[Data extracted from a collection]
::::

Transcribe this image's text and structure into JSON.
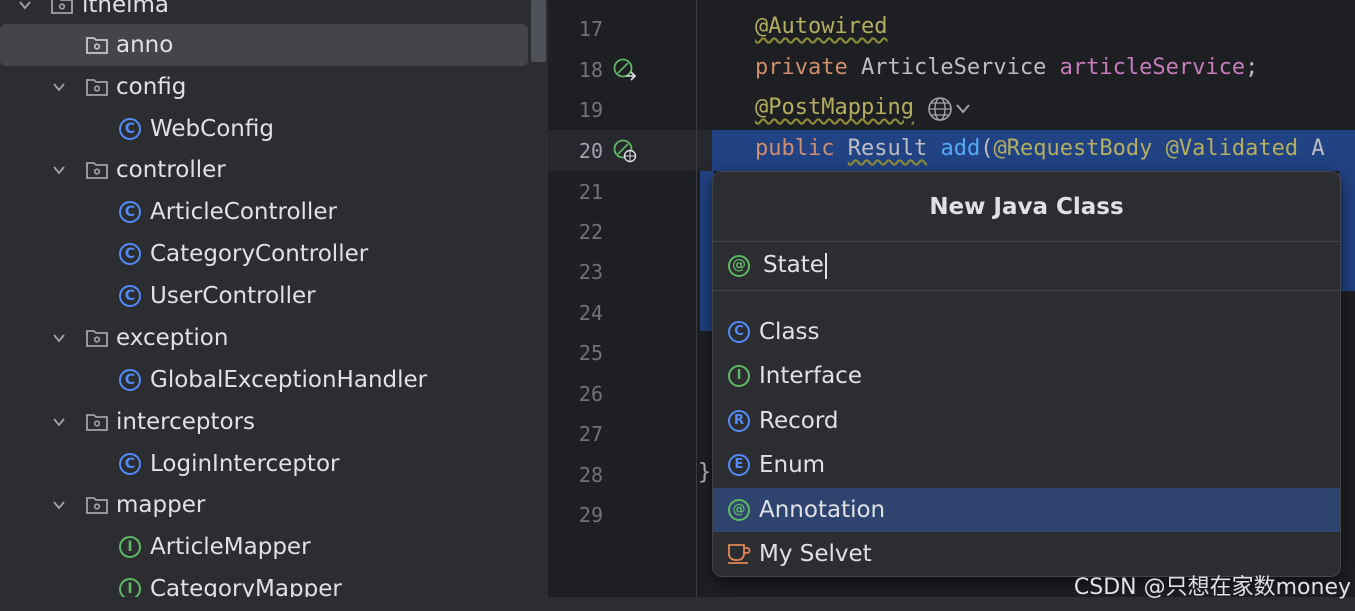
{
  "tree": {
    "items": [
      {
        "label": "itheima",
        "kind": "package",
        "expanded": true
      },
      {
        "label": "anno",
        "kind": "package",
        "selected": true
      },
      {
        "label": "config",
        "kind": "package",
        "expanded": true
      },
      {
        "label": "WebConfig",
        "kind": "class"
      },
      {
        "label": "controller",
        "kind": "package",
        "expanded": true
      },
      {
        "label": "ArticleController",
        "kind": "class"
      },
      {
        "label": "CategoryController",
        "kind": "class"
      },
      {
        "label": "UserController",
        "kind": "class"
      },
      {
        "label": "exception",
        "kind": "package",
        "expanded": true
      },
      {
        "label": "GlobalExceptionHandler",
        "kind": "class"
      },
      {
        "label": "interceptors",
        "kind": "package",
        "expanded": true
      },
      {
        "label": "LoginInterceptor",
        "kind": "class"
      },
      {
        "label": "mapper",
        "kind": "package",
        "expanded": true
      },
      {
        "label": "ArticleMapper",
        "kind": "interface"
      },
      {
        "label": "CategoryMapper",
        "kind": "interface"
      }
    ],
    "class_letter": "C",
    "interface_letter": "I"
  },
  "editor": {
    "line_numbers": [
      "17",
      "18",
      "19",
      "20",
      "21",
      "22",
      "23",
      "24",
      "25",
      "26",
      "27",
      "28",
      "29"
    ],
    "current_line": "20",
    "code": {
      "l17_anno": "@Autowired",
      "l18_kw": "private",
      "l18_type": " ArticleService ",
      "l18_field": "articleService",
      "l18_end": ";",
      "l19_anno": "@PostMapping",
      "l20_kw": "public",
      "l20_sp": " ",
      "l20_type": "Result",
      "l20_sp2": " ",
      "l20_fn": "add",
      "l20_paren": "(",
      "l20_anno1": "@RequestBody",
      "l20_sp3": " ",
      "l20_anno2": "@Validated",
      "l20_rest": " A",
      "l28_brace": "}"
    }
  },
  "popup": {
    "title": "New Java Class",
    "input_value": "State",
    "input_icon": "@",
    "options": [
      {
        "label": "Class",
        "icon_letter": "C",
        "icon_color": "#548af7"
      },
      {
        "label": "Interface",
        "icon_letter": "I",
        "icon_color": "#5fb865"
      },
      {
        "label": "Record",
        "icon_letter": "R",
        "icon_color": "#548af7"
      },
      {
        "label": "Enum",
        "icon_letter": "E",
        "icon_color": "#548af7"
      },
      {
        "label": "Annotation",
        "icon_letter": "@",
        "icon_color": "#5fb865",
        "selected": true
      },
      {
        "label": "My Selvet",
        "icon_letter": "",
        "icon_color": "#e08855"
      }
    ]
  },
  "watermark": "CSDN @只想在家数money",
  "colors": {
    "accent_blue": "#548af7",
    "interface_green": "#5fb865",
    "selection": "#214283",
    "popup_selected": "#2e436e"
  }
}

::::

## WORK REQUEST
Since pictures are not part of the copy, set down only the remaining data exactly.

## OUTPUT FOR THIS TASK
Transcribe this image's text and structure into JSON.
{
  "tree": {
    "items": [
      {
        "label": "itheima",
        "kind": "package",
        "expanded": true
      },
      {
        "label": "anno",
        "kind": "package",
        "selected": true
      },
      {
        "label": "config",
        "kind": "package",
        "expanded": true
      },
      {
        "label": "WebConfig",
        "kind": "class"
      },
      {
        "label": "controller",
        "kind": "package",
        "expanded": true
      },
      {
        "label": "ArticleController",
        "kind": "class"
      },
      {
        "label": "CategoryController",
        "kind": "class"
      },
      {
        "label": "UserController",
        "kind": "class"
      },
      {
        "label": "exception",
        "kind": "package",
        "expanded": true
      },
      {
        "label": "GlobalExceptionHandler",
        "kind": "class"
      },
      {
        "label": "interceptors",
        "kind": "package",
        "expanded": true
      },
      {
        "label": "LoginInterceptor",
        "kind": "class"
      },
      {
        "label": "mapper",
        "kind": "package",
        "expanded": true
      },
      {
        "label": "ArticleMapper",
        "kind": "interface"
      },
      {
        "label": "CategoryMapper",
        "kind": "interface"
      }
    ],
    "class_letter": "C",
    "interface_letter": "I"
  },
  "editor": {
    "line_numbers": [
      "17",
      "18",
      "19",
      "20",
      "21",
      "22",
      "23",
      "24",
      "25",
      "26",
      "27",
      "28",
      "29"
    ],
    "current_line": "20",
    "code": {
      "l17_anno": "@Autowired",
      "l18_kw": "private",
      "l18_type": " ArticleService ",
      "l18_field": "articleService",
      "l18_end": ";",
      "l19_anno": "@PostMapping",
      "l20_kw": "public",
      "l20_sp": " ",
      "l20_type": "Result",
      "l20_sp2": " ",
      "l20_fn": "add",
      "l20_paren": "(",
      "l20_anno1": "@RequestBody",
      "l20_sp3": " ",
      "l20_anno2": "@Validated",
      "l20_rest": " A",
      "l28_brace": "}"
    }
  },
  "popup": {
    "title": "New Java Class",
    "input_value": "State",
    "input_icon": "@",
    "options": [
      {
        "label": "Class",
        "icon_letter": "C",
        "icon_color": "#548af7"
      },
      {
        "label": "Interface",
        "icon_letter": "I",
        "icon_color": "#5fb865"
      },
      {
        "label": "Record",
        "icon_letter": "R",
        "icon_color": "#548af7"
      },
      {
        "label": "Enum",
        "icon_letter": "E",
        "icon_color": "#548af7"
      },
      {
        "label": "Annotation",
        "icon_letter": "@",
        "icon_color": "#5fb865",
        "selected": true
      },
      {
        "label": "My Selvet",
        "icon_letter": "",
        "icon_color": "#e08855"
      }
    ]
  },
  "watermark": "CSDN @只想在家数money",
  "colors": {
    "accent_blue": "#548af7",
    "interface_green": "#5fb865",
    "selection": "#214283",
    "popup_selected": "#2e436e"
  }
}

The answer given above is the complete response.